Breaking the longhouse into single-family homes — “single” counted as that proletarianized unit of production, the nuclear family — has taken centuries. Removed from the insulation of extended family, losing access to birth control as traditional herbalism was driven underground and habitat was urbanized, Haudenosaunee women were forced to meet greater responsibilities with fewer resources. European invasion transformed a rich biome into a state of poverty: land theft, disease, war, and internment in residential schools meant higher average rates of morbidity and mortality in Indigenous populations. As the primary caregivers in more isolated households sheltering poorer, sicker people, a Haudenosaunee woman in Albert Jones’s time could expect at least some periods of extreme overwork. The “dizz[iness]” he describes is a clinical presentation of dehydration, malnutrition, anemia, hypo- or hypertension, migraine, and panic disorder — all conditions associated with physio-neurological stressors. Even the menstrual retirement traditional to longhouse life was no longer possible, nor the period of care of the woman, self-given or oﬀered by others, that privileged her health and wellbeing rather than her dependents’. Also, as capitalism overwhelmed the more matrifocal Haudenosaunee economy, women began to lose voice in Council, both within communities and between their nations and the Crown and its daughter states.
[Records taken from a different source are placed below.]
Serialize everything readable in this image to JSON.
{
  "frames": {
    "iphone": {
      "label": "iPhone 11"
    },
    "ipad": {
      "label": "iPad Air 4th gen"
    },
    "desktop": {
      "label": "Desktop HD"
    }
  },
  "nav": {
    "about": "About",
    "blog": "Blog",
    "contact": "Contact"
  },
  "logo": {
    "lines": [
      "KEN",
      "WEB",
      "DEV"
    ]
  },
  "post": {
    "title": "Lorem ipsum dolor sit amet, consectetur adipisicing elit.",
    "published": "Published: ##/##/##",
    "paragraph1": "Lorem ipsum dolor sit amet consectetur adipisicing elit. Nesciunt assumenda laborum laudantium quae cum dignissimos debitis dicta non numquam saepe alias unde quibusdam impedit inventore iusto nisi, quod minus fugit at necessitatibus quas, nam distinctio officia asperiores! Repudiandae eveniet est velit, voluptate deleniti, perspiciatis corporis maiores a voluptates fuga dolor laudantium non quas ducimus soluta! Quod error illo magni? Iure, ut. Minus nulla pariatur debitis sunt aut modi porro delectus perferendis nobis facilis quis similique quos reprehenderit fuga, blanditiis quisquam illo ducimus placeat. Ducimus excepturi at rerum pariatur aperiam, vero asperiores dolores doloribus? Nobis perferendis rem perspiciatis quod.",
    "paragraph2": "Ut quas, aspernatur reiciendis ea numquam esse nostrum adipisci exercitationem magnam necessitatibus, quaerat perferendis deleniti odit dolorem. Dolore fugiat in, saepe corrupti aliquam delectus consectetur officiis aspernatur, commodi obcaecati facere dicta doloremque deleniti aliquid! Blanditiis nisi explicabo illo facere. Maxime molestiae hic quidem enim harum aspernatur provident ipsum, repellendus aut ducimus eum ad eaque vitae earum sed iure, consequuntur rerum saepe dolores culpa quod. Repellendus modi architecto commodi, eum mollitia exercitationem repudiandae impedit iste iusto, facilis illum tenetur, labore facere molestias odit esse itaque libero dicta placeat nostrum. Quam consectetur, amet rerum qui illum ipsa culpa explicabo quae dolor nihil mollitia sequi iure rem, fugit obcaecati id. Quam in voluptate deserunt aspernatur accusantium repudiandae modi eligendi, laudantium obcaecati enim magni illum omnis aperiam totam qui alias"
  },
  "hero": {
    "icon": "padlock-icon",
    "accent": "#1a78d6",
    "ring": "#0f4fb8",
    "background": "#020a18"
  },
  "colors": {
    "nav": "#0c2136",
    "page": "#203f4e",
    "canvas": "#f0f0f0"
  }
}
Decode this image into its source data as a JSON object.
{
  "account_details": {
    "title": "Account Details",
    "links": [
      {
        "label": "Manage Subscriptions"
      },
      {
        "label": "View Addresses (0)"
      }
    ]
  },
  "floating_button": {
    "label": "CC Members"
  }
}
This displacement, though never complete, further eroded the social space women’s kasha’tstenhsera — capacity and autonomy — had occupied for centuries, marginalizing them within their own eco-legal system and further increasing burdens of stress.
Jones’s reporting of Plantago spp. as treatment for an individual’s disease stands as a sign of pragmatism and defiance — uprooting and metabolising an invasive species as an act of resistance to being uprooted and metabolised. In that respect, a Haudenosaunee woman was not taking plantain to reverse the disease process, but to fortify herself by absorbing a form of life, no matter its origin, like her and her peers: tenacious, adaptable, and capable of surviving and growing under hard conditions. Yet I wonder if, in 1938 or a century later, the question, “What are your medicine plants?” drives healers toward answers that Western medical philosophy can only misinterpret. The Haudenosaunee woman having a “nervous breakdown” can swallow her Plantago privately, and privately return to all the things that made her sick. No public change, no structural disruption, no biomic recovery is needed.
The Haudenosaunee healers for whom I have greatest respect treat illness as systems reaching beyond the borders of any one body. Ka’nikòn:ra, the spirit, will, desire, and consciousness manifesting as physiological phenomena, exists only in relation to all other yoti’nikonhrashon’a. All parts touch, and all parts move. How would the work of rescue ethnobotany change if curiosity about medical systems, food systems, and even ecosystems became curiosity about the matrices of macro and microlife? What if the acknowledged treatment for one woman’s nervous breakdown were the regrowth of a forest, or a renaissance of the kind of equity-in-care that capitalist medicine cannot accommodate? A sick woman and the sick Earth, our Creation story tells us, are one body. Where do we look for the medicine and the respite care for our shared mother?